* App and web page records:
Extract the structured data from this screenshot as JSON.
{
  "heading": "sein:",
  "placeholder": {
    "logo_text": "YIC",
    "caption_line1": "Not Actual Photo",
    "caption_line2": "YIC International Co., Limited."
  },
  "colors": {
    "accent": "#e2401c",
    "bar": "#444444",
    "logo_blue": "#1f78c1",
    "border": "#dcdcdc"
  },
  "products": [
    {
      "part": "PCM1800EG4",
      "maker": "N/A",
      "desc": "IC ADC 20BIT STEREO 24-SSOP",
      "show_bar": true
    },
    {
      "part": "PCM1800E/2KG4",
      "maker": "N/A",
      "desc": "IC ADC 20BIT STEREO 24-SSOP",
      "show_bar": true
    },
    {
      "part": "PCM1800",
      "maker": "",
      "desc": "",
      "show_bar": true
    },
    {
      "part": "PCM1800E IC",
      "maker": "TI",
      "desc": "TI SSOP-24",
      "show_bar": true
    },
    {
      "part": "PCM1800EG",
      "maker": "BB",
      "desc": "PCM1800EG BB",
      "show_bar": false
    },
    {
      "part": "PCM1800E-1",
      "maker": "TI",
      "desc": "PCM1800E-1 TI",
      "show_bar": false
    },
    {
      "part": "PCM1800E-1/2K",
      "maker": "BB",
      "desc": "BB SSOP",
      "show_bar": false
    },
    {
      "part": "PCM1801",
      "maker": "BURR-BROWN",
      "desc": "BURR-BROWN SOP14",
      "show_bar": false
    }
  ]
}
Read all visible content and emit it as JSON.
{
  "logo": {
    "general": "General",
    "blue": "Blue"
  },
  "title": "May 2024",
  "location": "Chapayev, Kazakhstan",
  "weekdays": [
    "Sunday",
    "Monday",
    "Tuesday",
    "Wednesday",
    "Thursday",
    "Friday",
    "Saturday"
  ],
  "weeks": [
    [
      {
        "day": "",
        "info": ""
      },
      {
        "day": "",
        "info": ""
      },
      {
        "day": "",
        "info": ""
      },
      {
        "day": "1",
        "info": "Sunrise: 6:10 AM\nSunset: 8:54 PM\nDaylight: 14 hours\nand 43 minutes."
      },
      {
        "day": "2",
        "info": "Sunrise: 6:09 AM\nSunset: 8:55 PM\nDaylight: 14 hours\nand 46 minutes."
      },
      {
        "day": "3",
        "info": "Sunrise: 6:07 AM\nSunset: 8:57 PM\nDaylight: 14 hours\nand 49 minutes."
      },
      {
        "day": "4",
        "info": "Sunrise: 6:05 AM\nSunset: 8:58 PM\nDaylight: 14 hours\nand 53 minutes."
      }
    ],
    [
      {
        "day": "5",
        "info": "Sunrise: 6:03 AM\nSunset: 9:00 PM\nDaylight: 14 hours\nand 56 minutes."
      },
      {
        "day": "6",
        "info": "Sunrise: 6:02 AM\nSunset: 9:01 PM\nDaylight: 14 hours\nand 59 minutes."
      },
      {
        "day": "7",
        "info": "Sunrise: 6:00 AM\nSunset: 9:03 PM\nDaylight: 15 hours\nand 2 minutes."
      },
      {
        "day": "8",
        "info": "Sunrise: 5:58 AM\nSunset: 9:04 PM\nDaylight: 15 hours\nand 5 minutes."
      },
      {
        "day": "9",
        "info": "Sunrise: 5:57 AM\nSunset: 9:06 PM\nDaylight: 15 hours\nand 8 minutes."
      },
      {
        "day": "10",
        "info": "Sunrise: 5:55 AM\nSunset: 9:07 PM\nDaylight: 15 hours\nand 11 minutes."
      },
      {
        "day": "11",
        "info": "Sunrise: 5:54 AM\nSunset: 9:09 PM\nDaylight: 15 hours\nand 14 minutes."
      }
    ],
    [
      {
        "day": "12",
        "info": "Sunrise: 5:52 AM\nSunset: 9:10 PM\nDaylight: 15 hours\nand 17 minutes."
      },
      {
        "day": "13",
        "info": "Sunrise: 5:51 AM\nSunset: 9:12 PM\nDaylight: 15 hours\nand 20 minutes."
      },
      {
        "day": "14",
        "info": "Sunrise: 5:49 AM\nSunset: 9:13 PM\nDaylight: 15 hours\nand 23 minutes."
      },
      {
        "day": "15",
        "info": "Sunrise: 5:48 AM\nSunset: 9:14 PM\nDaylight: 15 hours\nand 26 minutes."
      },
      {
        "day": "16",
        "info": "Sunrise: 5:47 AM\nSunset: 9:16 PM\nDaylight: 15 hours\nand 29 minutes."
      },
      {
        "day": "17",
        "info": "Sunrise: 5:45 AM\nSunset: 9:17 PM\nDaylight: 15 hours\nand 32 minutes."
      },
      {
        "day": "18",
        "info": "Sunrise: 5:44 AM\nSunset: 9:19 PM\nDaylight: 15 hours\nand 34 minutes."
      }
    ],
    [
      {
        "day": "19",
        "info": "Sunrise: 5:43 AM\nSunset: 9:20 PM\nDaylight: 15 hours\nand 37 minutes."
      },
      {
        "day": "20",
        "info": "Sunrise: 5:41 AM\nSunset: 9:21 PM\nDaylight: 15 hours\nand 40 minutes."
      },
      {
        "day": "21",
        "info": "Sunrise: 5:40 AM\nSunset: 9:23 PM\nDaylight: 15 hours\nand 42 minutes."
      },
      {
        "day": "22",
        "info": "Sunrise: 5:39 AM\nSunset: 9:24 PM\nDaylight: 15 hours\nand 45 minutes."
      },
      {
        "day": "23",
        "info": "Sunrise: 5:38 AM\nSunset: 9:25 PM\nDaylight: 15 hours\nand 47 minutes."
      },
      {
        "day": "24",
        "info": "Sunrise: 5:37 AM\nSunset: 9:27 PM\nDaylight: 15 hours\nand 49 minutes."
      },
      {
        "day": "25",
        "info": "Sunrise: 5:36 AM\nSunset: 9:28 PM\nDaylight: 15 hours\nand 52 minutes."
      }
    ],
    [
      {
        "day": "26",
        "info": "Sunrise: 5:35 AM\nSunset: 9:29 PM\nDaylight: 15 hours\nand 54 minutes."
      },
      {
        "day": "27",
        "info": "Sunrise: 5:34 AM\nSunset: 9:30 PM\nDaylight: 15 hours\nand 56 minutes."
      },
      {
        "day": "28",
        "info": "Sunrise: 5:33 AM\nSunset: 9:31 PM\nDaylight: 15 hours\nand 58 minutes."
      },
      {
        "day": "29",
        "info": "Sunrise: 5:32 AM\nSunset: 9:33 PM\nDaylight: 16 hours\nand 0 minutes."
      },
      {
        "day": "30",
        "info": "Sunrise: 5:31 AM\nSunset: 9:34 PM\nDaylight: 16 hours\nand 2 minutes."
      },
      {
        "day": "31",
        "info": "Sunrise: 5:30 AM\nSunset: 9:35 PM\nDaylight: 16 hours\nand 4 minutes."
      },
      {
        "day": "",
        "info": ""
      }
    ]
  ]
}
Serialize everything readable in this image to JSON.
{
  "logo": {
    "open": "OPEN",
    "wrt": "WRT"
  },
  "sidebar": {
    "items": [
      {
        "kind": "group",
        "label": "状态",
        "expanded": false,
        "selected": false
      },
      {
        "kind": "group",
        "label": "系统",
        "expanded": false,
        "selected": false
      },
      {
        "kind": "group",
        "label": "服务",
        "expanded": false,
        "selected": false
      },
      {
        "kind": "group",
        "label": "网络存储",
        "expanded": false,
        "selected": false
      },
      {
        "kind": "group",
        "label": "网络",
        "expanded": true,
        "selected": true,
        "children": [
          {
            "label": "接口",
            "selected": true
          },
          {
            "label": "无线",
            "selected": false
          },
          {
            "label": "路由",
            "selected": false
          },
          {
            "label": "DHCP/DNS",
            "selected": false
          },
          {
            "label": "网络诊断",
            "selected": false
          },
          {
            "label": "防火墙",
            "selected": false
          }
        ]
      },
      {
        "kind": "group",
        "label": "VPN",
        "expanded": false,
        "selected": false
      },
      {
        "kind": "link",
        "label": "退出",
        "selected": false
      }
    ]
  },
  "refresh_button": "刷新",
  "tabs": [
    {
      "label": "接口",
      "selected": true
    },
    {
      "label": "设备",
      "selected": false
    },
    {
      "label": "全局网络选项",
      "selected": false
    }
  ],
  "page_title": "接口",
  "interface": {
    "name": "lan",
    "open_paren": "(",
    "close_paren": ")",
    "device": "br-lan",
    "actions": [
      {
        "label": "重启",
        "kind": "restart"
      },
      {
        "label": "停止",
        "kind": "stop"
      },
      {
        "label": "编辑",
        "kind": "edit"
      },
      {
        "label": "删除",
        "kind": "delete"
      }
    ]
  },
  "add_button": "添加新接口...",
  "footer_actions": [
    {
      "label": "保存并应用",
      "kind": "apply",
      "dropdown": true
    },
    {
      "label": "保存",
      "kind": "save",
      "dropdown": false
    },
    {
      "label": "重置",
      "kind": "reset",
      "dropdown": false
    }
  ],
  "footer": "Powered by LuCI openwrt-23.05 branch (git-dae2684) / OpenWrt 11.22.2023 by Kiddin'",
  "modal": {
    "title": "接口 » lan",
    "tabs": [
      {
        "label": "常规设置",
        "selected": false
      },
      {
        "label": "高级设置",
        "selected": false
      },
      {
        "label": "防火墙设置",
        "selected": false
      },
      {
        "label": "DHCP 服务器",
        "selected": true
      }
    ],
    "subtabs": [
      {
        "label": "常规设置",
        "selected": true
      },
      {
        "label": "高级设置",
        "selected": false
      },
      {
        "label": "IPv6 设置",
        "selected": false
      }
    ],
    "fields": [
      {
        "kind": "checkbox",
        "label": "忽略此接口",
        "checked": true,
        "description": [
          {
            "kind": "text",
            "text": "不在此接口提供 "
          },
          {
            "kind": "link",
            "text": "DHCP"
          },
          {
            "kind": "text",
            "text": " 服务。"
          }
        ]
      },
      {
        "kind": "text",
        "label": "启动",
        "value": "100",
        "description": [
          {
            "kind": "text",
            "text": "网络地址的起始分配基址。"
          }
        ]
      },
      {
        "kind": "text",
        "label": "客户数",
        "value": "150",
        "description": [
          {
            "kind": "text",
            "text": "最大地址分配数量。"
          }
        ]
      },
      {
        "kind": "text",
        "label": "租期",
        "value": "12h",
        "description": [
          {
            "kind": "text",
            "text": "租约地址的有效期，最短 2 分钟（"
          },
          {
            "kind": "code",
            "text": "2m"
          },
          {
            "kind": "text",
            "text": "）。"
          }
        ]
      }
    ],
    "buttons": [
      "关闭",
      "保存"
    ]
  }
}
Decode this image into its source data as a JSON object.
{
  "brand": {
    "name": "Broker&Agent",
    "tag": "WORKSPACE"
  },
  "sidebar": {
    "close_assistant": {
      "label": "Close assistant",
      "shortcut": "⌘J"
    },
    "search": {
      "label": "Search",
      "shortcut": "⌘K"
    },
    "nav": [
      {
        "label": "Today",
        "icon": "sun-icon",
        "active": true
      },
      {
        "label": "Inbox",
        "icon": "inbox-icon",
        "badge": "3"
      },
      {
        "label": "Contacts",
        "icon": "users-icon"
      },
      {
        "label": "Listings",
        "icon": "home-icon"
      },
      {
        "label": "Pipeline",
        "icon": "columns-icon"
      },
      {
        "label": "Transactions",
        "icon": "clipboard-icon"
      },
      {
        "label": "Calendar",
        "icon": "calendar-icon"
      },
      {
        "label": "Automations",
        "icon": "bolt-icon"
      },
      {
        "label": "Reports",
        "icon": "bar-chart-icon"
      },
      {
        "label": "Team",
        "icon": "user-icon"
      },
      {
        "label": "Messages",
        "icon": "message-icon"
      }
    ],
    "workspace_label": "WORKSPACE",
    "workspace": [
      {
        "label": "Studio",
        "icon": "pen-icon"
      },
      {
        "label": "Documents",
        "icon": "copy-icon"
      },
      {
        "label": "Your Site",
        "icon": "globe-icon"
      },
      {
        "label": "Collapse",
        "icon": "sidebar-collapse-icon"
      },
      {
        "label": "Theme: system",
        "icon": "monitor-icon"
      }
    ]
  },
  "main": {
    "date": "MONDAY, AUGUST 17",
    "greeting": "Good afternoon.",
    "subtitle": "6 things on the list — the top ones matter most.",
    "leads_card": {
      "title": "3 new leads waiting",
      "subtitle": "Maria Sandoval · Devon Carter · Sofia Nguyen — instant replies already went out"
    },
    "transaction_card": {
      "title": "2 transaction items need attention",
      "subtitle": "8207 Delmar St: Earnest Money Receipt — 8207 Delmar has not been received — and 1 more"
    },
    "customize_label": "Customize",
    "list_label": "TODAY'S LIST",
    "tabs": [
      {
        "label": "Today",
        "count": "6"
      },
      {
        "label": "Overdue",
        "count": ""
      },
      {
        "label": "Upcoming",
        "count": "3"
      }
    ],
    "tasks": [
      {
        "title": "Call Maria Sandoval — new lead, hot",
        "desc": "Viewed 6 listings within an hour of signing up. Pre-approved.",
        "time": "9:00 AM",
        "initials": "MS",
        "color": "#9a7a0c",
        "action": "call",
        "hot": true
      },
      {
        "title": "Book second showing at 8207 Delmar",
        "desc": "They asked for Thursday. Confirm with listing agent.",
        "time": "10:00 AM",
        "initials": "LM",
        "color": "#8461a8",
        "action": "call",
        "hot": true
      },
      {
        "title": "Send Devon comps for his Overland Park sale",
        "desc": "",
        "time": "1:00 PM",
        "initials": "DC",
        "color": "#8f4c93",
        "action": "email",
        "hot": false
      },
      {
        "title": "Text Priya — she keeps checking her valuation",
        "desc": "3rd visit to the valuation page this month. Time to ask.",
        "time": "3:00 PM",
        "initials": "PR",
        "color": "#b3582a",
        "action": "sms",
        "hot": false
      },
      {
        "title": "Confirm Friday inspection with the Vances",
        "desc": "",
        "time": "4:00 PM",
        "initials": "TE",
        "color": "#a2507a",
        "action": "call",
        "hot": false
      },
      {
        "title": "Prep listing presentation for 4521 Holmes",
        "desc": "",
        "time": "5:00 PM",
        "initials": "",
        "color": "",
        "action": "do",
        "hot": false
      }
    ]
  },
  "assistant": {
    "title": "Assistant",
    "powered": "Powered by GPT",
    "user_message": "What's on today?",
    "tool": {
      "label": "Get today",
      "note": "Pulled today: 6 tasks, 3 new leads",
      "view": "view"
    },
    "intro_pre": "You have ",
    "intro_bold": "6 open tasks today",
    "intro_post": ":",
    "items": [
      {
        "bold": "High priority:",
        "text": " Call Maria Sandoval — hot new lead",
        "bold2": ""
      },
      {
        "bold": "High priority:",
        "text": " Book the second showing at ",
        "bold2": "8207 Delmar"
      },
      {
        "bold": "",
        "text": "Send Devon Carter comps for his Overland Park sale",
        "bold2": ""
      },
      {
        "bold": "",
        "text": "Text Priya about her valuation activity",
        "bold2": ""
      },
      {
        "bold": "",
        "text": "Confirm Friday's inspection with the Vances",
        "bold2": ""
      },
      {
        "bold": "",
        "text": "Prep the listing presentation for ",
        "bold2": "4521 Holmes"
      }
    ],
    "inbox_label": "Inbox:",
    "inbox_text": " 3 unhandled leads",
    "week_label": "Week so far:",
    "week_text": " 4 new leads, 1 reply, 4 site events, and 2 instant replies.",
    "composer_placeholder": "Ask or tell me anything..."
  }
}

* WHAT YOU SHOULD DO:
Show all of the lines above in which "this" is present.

* ANSWER SECTION:
Extract the structured data from this screenshot as JSON.
Serialize everything readable in this image to JSON.
Decode this image into its source data as a JSON object.
        "desc": "3rd visit to the valuation page this month. Time to ask.",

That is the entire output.